# [Task goal]
This task calls for copying each line below that contains "with".

# [Supplied records]
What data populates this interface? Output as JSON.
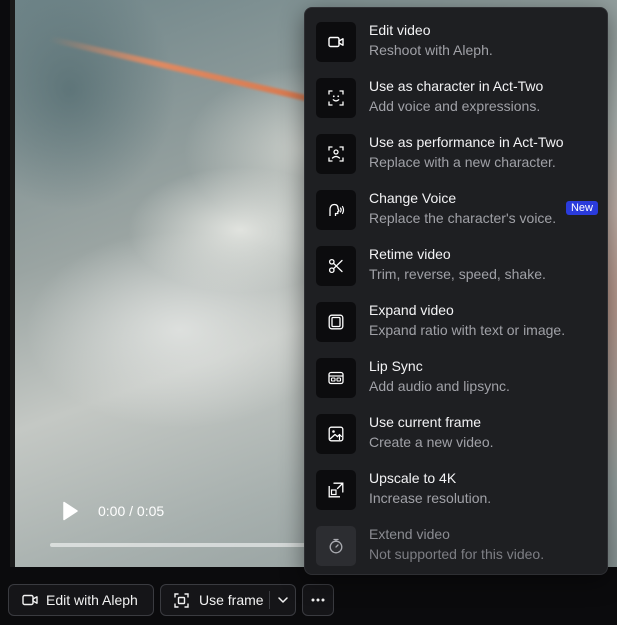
{
  "player": {
    "time": "0:00 / 0:05",
    "progress_percent": 0
  },
  "menu": {
    "items": [
      {
        "title": "Edit video",
        "desc": "Reshoot with Aleph.",
        "icon": "video-camera-icon"
      },
      {
        "title": "Use as character in Act-Two",
        "desc": "Add voice and expressions.",
        "icon": "face-scan-icon"
      },
      {
        "title": "Use as performance in Act-Two",
        "desc": "Replace with a new character.",
        "icon": "person-scan-icon"
      },
      {
        "title": "Change Voice",
        "desc": "Replace the character's voice.",
        "icon": "voice-head-icon",
        "badge": "New"
      },
      {
        "title": "Retime video",
        "desc": "Trim, reverse, speed, shake.",
        "icon": "scissors-icon"
      },
      {
        "title": "Expand video",
        "desc": "Expand ratio with text or image.",
        "icon": "expand-frame-icon"
      },
      {
        "title": "Lip Sync",
        "desc": "Add audio and lipsync.",
        "icon": "lip-sync-icon"
      },
      {
        "title": "Use current frame",
        "desc": "Create a new video.",
        "icon": "image-frame-icon"
      },
      {
        "title": "Upscale to 4K",
        "desc": "Increase resolution.",
        "icon": "upscale-icon"
      },
      {
        "title": "Extend video",
        "desc": "Not supported for this video.",
        "icon": "stopwatch-icon",
        "disabled": true
      }
    ]
  },
  "toolbar": {
    "edit_label": "Edit with Aleph",
    "frame_label": "Use frame"
  },
  "colors": {
    "menu_bg": "#1e1f22",
    "badge": "#2a3bdc"
  }
}
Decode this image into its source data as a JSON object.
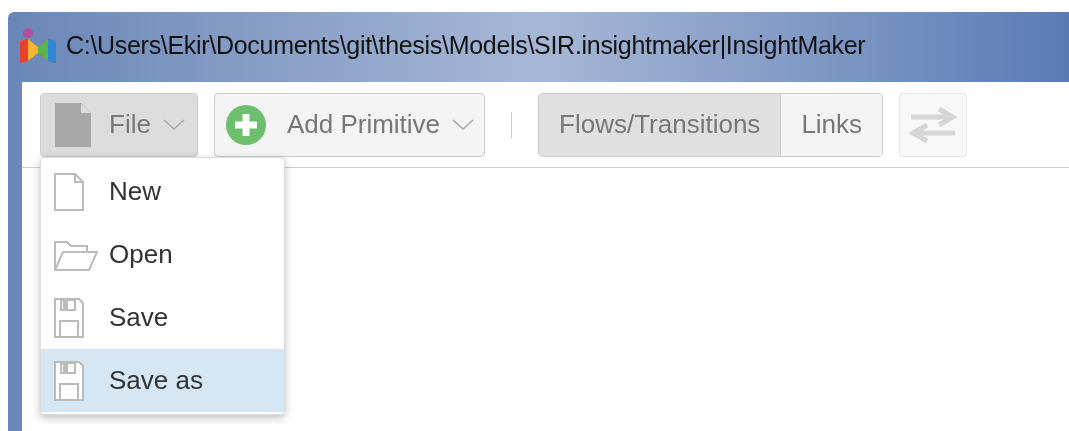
{
  "window": {
    "title": "C:\\Users\\Ekir\\Documents\\git\\thesis\\Models\\SIR.insightmaker|InsightMaker"
  },
  "toolbar": {
    "file_button": {
      "label": "File",
      "expanded": true
    },
    "add_primitive_button": {
      "label": "Add Primitive"
    },
    "connection_toggle": [
      {
        "label": "Flows/Transitions",
        "selected": true
      },
      {
        "label": "Links",
        "selected": false
      }
    ],
    "swap_button": {
      "disabled": true
    }
  },
  "file_menu": [
    {
      "label": "New",
      "selected": false
    },
    {
      "label": "Open",
      "selected": false
    },
    {
      "label": "Save",
      "selected": false
    },
    {
      "label": "Save as",
      "selected": true
    }
  ]
}
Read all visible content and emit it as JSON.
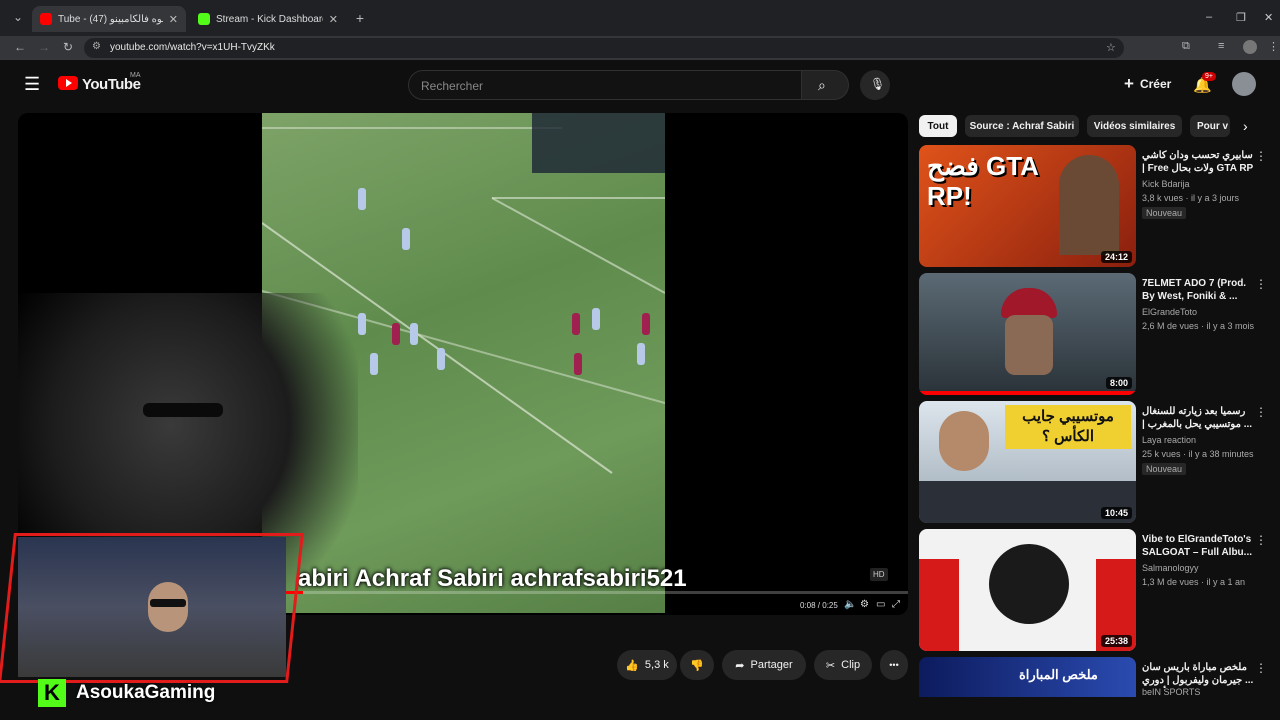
{
  "browser": {
    "tabs": [
      {
        "label": "Tube - طلقوه فالكامبينو (47)",
        "active": true,
        "color": "#ff0000"
      },
      {
        "label": "Stream - Kick Dashboard",
        "active": false,
        "color": "#53fc18"
      }
    ],
    "new_tab": "+",
    "url": "youtube.com/watch?v=x1UH-TvyZKk",
    "win_min": "–",
    "win_max": "❐",
    "win_close": "✕"
  },
  "youtube": {
    "logo_text": "YouTube",
    "region": "MA",
    "search_placeholder": "Rechercher",
    "create_label": "Créer",
    "notif_count": "9+"
  },
  "video": {
    "overlay_text": "abiri  Achraf Sabiri  achrafsabiri521",
    "time": "0:08 / 0:25",
    "hd_badge": "HD"
  },
  "streamer": {
    "name": "AsoukaGaming",
    "platform_letter": "K"
  },
  "actions": {
    "likes": "5,3 k",
    "share": "Partager",
    "clip": "Clip",
    "more": "•••"
  },
  "sidebar": {
    "chips": [
      "Tout",
      "Source : Achraf Sabiri",
      "Vidéos similaires",
      "Pour v"
    ],
    "videos": [
      {
        "title": "سابيري تحسب ودان كاشي | Free ولات بحال GTA RP ...",
        "channel": "Kick Bdarija",
        "meta": "3,8 k vues · il y a 3 jours",
        "badge": "Nouveau",
        "duration": "24:12",
        "thumb_text": "فضح GTA RP!",
        "thumb_color": "#d44a12"
      },
      {
        "title": "7ELMET ADO 7 (Prod. By West, Foniki & ...",
        "channel": "ElGrandeToto",
        "meta": "2,6 M de vues · il y a 3 mois",
        "badge": "",
        "duration": "8:00",
        "thumb_text": "",
        "thumb_color": "#3b4750"
      },
      {
        "title": "رسميا بعد زيارته للسنغال ... موتسيبي يحل بالمغرب | و",
        "channel": "Laya reaction",
        "meta": "25 k vues · il y a 38 minutes",
        "badge": "Nouveau",
        "duration": "10:45",
        "thumb_text": "موتسيبي جايب الكأس ؟",
        "thumb_color": "#c9d6e0"
      },
      {
        "title": "Vibe to ElGrandeToto's SALGOAT – Full Albu...",
        "channel": "Salmanologyy",
        "meta": "1,3 M de vues · il y a 1 an",
        "badge": "",
        "duration": "25:38",
        "thumb_text": "",
        "thumb_color": "#e8e8e8"
      },
      {
        "title": "ملخص مباراة باريس سان ... جيرمان وليفربول | دوري أبطال",
        "channel": "beIN SPORTS",
        "meta": "",
        "badge": "",
        "duration": "",
        "thumb_text": "ملخص المباراة",
        "thumb_color": "#1a2a6c"
      }
    ]
  }
}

# [Output]
        "desc": "Reshoot with Aleph.",
        "desc": "Replace with a new character.",
        "desc": "Expand ratio with text or image.",
    "edit_label": "Edit with Aleph",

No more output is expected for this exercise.